Back In The Saddle

Every season I look forward to the first Large Red.
Every season I look forward to a little diversity a couple of weeks later.
Every season I look forward to May when things really get going.

This season I’ve had to wait until late May to get my first real taste. Ironically, it’s proved to be one of the best dragonfly Springs ever, with most species appearing a couple of weeks earlier than expected.

All this of course witnessed from home via social media, except for the solitary Large Red I found locally on one of my daily exercise walks.

Thankfully the lock-down restrictions were eased and we can now drive to a favourite place to indulge in our favourite form of outdoor exercise.

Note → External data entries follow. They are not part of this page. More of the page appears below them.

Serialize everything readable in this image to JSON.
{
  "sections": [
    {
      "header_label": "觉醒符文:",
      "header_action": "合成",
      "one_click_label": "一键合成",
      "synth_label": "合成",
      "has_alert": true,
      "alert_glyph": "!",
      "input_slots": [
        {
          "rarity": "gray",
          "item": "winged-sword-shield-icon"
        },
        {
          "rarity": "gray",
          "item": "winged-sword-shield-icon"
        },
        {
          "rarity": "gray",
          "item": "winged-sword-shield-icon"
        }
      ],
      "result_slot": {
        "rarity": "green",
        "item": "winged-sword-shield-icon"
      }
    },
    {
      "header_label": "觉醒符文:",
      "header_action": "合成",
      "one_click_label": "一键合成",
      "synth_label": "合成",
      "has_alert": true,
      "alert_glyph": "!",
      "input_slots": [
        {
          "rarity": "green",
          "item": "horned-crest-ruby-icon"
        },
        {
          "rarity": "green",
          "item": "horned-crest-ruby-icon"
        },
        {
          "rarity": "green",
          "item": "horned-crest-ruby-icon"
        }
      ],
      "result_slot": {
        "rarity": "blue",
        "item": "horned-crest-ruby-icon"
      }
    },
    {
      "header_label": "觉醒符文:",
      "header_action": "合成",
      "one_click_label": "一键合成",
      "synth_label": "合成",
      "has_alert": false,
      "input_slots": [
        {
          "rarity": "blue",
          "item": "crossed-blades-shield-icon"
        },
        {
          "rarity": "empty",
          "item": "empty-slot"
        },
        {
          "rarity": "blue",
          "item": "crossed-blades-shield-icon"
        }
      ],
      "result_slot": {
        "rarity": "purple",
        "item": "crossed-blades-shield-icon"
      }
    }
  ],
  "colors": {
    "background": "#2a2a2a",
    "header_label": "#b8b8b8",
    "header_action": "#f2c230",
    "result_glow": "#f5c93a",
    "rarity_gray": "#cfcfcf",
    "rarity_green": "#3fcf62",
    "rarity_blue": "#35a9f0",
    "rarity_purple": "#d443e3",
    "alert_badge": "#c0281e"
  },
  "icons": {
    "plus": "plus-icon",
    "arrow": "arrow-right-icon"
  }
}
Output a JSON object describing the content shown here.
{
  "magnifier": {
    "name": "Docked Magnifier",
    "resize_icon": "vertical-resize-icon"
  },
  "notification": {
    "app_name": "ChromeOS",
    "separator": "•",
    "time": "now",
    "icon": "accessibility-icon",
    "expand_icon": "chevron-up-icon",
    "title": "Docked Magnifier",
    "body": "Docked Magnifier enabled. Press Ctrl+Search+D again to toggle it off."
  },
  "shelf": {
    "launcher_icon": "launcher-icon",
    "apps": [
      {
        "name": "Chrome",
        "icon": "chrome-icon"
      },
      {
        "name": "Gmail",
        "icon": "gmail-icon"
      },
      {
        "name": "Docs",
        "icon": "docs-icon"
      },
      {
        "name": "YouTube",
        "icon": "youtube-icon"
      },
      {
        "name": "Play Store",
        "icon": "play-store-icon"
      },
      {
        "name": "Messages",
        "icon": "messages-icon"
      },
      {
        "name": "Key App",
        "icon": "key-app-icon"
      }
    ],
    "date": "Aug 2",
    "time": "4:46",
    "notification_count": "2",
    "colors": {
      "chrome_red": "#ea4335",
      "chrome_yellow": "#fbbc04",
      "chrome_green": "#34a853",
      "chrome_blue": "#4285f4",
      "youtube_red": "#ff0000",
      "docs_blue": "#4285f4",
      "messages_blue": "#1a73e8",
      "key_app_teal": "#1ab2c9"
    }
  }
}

My first proper dragonfly day was a revelation. All those species I so eagerly searched individually for now presented themselves in a flurry of activity. A feast for the eyes and soul. Quite fantastic, and a reminder of my very first encounter which started this whole obsession.

Now given such a bounty you’d imagine I’d be taking shots of every species encountered, but I didn’t feel the need to. It wasn’t a race! I could sit back and enjoy the spectacle, which is precisely what I did for those first few moments.

I took up a perch at the side of the pond and indulged in the explosion of life before me. Large Red and Azure pairing up and ovipositing around my feet. Emperor holding territory away from shore. Four-spotted Chaser bickering with every trespasser.

However on this welcome occasion the real stars were the Downy. Dozens of males overlapping personal territories along the pond edges, seeking out one of the many females ovipositing deep within the rushes.

Pairings were plenty, and a little disappointing in that every pair rose and flew towards the treeline several metres away. It would’ve been nice to have at least one pair choose a nearby bush or sapling but in truth I wasn’t actually that bothered.

My modus operandi this (delayed) season is to wait until an opportunity presents itself. Sitting at the edge of the pond presented plenty of opportunities, albeit challenging considering it had been eight months since I last pointed a camera at a dragonfly, and I needed to clear away the cobwebs.

Four-spotted Chaser (Libellula quadrimaculata) - male
Four-spotted Chaser (Libellula quadrimaculata) – male

I did take a couple of walks around the pond just to take it all in, but was content to spend a few hours sat on my perch taking potshots at the Downy and reveling in the feel and sounds of nature all around.

No trains, no aircraft, no tractors, traffic or any human sound disturbing the ether. Just birdsong, raptor calls and the gentle clatter of battling wings before and around me.

Downy Emerald (Cordulia aenae) – male

A fantastic and most welcome return to the world of dragonflies, and an overdose of vitamin D to kick-start the body. Exercise and therapy in one marvelous package.

Reflecting on the days events reinforced the need to choose the days and locations wisely to minimise human contact and maximise returns.

Banded Demoiselle (Calopteryx splendens) – female

The following week we chose another favourite place, except this time it was unusually filled with crowds of walkers – way more than we’ve ever encountered there before. Luckily we were able to avoid all by choosing hidden paths and ponds.

Banded Demoiselle (Calopteryx splendens) – male

An expected level of activity and a few more species to add to the season count, the best opportunities presented at a couple of favourite pockets.

Hairy Dragonfly (Brachytron pratense) – male

A couple of most welcome days then, and the majority of sunny days following the rules. It’s sunny right now, as it was yesterday and will be for the next few days, so there’s no hurry.

Rest ,refresh and reboot.